At full brightness, we did not have issues viewing it under direct sunlight, therefore user experience really did not suffer between indoors or outdoors. This is where the Super AMOLED technology triumphs as the displays were bright and vivid; while when switching over to ambient mode the black was truly black. Notifications displayed on the watch was easy to read.
Overall, the colors displayed were bright, vibrant and fully brings out the personality of Android Wear.
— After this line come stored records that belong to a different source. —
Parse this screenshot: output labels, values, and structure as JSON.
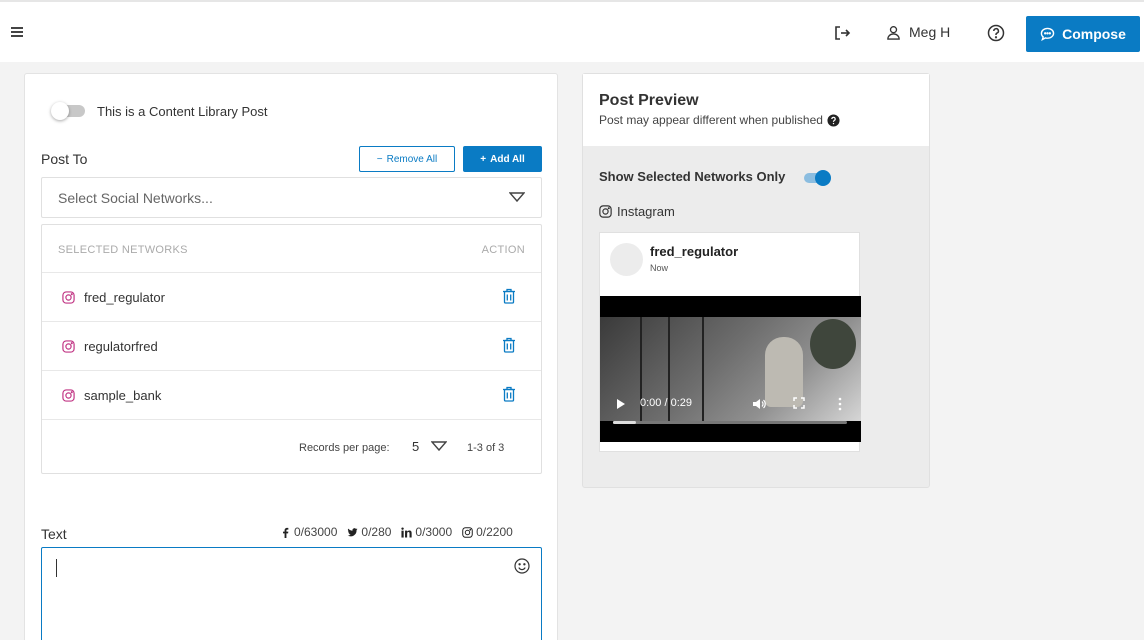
{
  "header": {
    "user_name": "Meg H",
    "compose_label": "Compose",
    "accent_color": "#0a7bc4"
  },
  "form": {
    "content_library_label": "This is a Content Library Post",
    "content_library_on": false,
    "post_to_label": "Post To",
    "remove_all_label": "Remove All",
    "add_all_label": "Add All",
    "select_placeholder": "Select Social Networks...",
    "table": {
      "col_networks": "SELECTED NETWORKS",
      "col_action": "ACTION",
      "rows": [
        {
          "name": "fred_regulator",
          "icon": "instagram-icon"
        },
        {
          "name": "regulatorfred",
          "icon": "instagram-icon"
        },
        {
          "name": "sample_bank",
          "icon": "instagram-icon"
        }
      ],
      "records_per_page_label": "Records per page:",
      "records_per_page": "5",
      "range": "1-3 of 3"
    },
    "text_label": "Text",
    "counters": {
      "facebook": "0/63000",
      "twitter": "0/280",
      "linkedin": "0/3000",
      "instagram": "0/2200"
    },
    "text_value": ""
  },
  "preview": {
    "title": "Post Preview",
    "subtitle": "Post may appear different when published",
    "show_selected_label": "Show Selected Networks Only",
    "show_selected_on": true,
    "network_name": "Instagram",
    "card": {
      "username": "fred_regulator",
      "time": "Now",
      "video_time": "0:00 / 0:29",
      "video_progress": 0.1
    }
  }
}
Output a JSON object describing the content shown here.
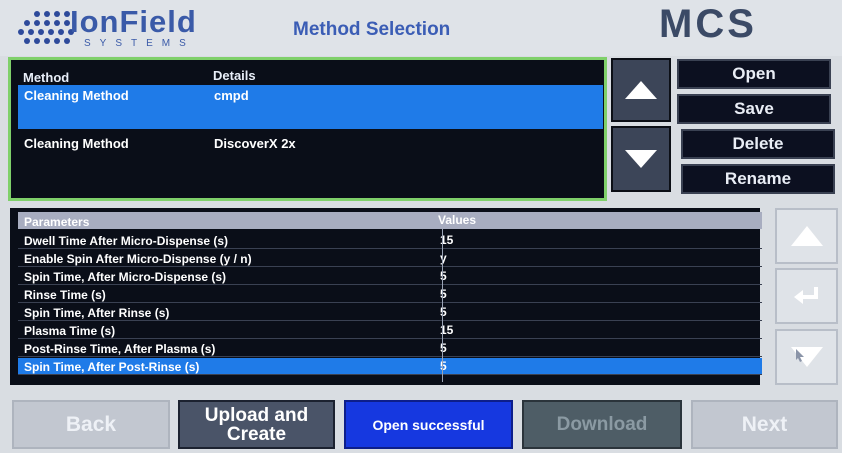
{
  "header": {
    "logo_text": "IonField",
    "logo_sub": "SYSTEMS",
    "title": "Method Selection",
    "brand": "MCS"
  },
  "methods": {
    "col_method": "Method",
    "col_details": "Details",
    "rows": [
      {
        "name": "Cleaning Method",
        "details": "cmpd",
        "selected": true
      },
      {
        "name": "Cleaning Method",
        "details": "DiscoverX 2x",
        "selected": false
      }
    ]
  },
  "method_actions": {
    "open": "Open",
    "save": "Save",
    "delete": "Delete",
    "rename": "Rename"
  },
  "parameters": {
    "col_param": "Parameters",
    "col_value": "Values",
    "rows": [
      {
        "name": "Dwell Time After Micro-Dispense (s)",
        "value": "15"
      },
      {
        "name": "Enable Spin After Micro-Dispense (y / n)",
        "value": "y"
      },
      {
        "name": "Spin Time, After Micro-Dispense (s)",
        "value": "5"
      },
      {
        "name": "Rinse Time (s)",
        "value": "5"
      },
      {
        "name": "Spin Time, After Rinse (s)",
        "value": "5"
      },
      {
        "name": "Plasma Time (s)",
        "value": "15"
      },
      {
        "name": "Post-Rinse Time,  After Plasma (s)",
        "value": "5"
      },
      {
        "name": "Spin Time, After Post-Rinse (s)",
        "value": "5"
      }
    ]
  },
  "footer": {
    "back": "Back",
    "upload_line1": "Upload and",
    "upload_line2": "Create",
    "status": "Open successful",
    "download": "Download",
    "next": "Next"
  },
  "icons": {
    "up": "up-arrow-icon",
    "down": "down-arrow-icon",
    "enter": "enter-icon",
    "down_cursor": "down-arrow-cursor-icon"
  },
  "colors": {
    "selection": "#1f7be8",
    "panel_border": "#7fd06a",
    "status_blue": "#1638e0"
  }
}
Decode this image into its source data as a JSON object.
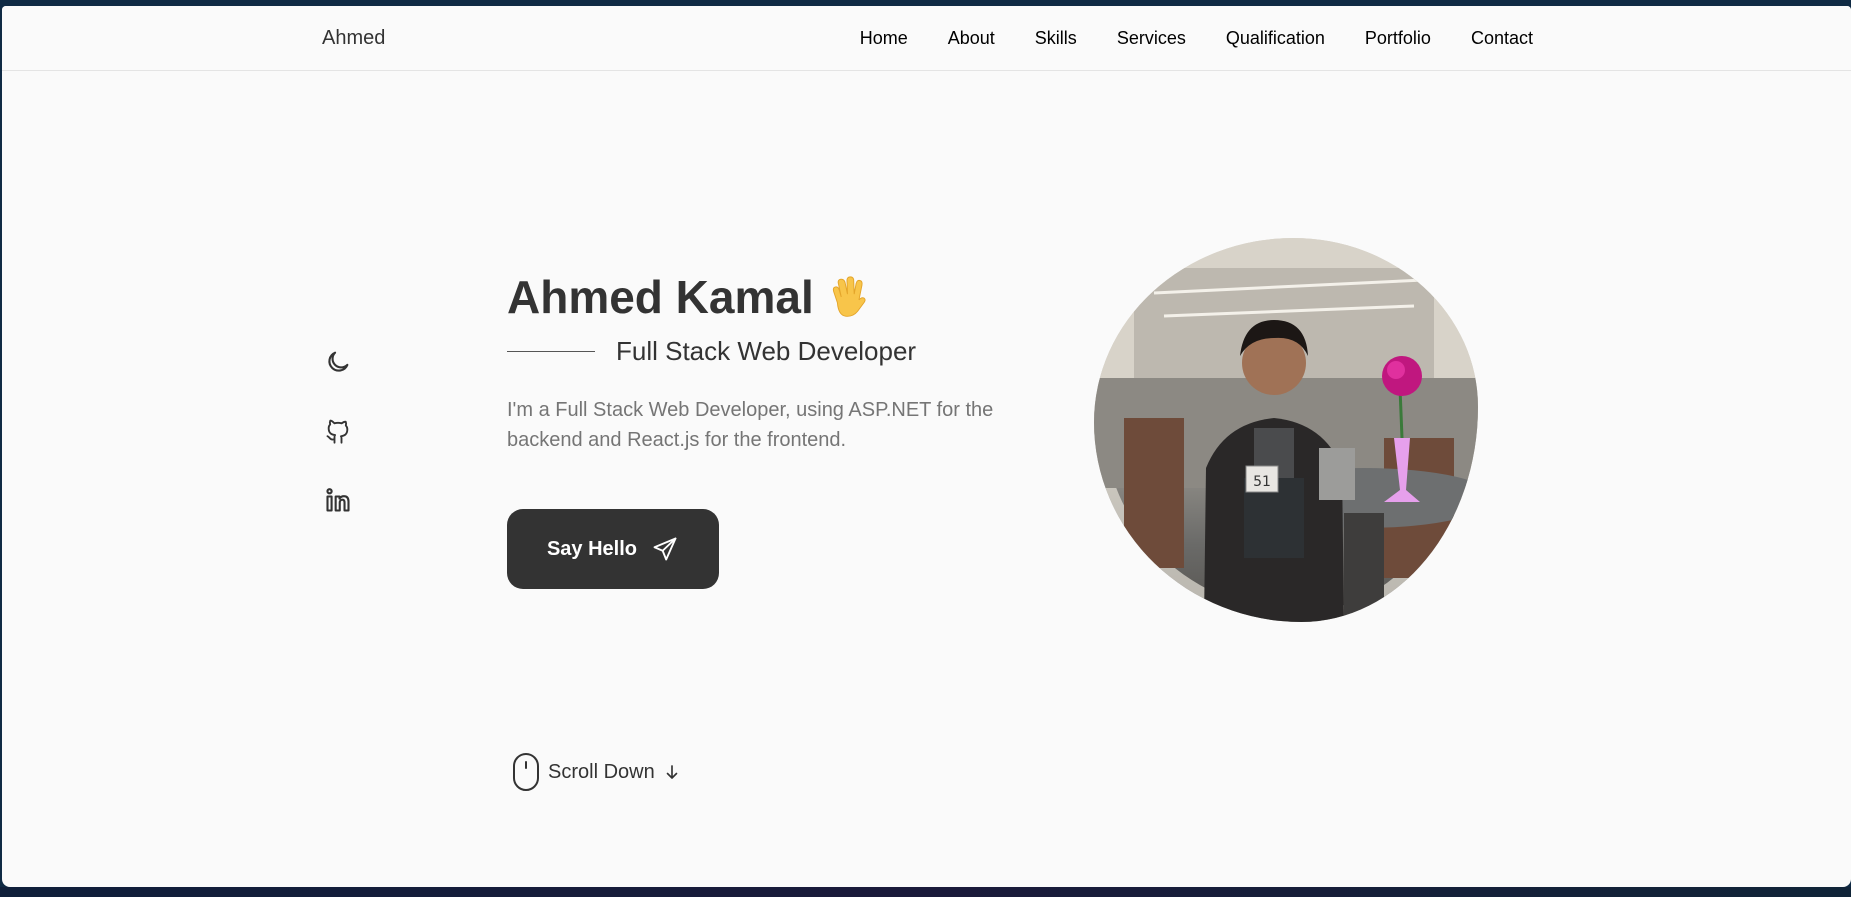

During our long week test with the Gear Live, there were no noticeable lag. The interface seems fluid and the watch does not seem to hesitate opening an app within the watch. This is all thanks to the 1.2 GHz Qualcomm Snapdragon 400 processors with 512 MB RAM; all while running on the latest Android Wear OS. In order for the Gear Live to work, it will need to be paired with a smartphone running Android 4.3 or higher via Bluetooth.
In addition to that, the Gear Live also comes with an whole array of sensors that does multiple functions. The accelerometer for example, also functions as a pedometer to help determine steps taken in a day. We found this to be not as accurate as a standalone pedometer as it tends to be too sensitive. A heart rate monitor was also built-in with the Gear Live to provide feedback on heart rate.
With its 300 mAh non-removable battery, we were surprised to actually get through a whole day with light usage and still have approximately 65% battery life remaining. Granted, we did not have the display turned on the entire time. With the display kept on, we were only able to squeeze a less than impressive 12 hours with the same usage patterns.
Owning a smartwatch would definitely require the user to alter the usage pattern of owning a watch. Users have to charge it; preferably every night. There is not an easy way to charge it aside from using the dedicated attachment that plugs into a microUSB charger. We find this fairly inconvenient that users have to snap on the attachment instead of docking it on a wireless charger like the Moto 360. It takes about an hour to have the device completely charged.
Overall, the Gear Live is a decent and solid piece of hardware. Sure, there are some things such as the strap and the charging dock that we didn’t like, but Samsung did retain a very traditional smartwatch design to be safe. All in all, we will definitely see the next generation of smartwatches rolling out with Android Wear to evolve and be more capable of performing more.